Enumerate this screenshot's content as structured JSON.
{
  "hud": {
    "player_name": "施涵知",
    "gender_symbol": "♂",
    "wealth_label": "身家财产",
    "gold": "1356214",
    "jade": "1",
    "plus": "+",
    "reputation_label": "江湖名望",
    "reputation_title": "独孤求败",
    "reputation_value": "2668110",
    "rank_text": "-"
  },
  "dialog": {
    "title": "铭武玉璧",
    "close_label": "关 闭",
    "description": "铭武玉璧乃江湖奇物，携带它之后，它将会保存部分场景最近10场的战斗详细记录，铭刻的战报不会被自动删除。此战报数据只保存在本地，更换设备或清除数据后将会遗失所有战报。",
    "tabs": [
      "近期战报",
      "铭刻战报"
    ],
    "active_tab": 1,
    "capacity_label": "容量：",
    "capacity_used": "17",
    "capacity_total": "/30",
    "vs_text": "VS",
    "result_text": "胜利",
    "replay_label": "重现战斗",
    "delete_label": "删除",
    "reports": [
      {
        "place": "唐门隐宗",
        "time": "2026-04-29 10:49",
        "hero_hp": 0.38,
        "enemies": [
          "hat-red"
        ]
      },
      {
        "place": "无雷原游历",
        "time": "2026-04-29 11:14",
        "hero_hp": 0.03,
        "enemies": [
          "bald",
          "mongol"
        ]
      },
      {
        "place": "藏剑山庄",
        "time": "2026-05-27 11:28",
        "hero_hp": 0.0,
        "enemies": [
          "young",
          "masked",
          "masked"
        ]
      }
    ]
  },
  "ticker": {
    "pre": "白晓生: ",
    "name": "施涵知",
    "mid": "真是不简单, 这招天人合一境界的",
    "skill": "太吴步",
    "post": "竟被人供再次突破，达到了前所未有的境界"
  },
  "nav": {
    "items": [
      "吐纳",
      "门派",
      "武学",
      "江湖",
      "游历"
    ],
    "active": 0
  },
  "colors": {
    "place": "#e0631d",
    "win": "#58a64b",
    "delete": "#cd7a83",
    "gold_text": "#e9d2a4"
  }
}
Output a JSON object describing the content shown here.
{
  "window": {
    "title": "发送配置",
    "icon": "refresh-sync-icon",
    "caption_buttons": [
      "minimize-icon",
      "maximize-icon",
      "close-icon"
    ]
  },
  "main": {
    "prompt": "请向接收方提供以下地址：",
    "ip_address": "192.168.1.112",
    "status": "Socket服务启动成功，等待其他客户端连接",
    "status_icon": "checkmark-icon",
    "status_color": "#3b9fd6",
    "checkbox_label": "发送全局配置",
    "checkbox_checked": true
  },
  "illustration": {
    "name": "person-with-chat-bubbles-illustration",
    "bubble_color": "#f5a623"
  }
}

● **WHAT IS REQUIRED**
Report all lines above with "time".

● **THE ANSWER**
        "time": "2026-04-29 10:49",
        "time": "2026-04-29 11:14",
        "time": "2026-05-27 11:28",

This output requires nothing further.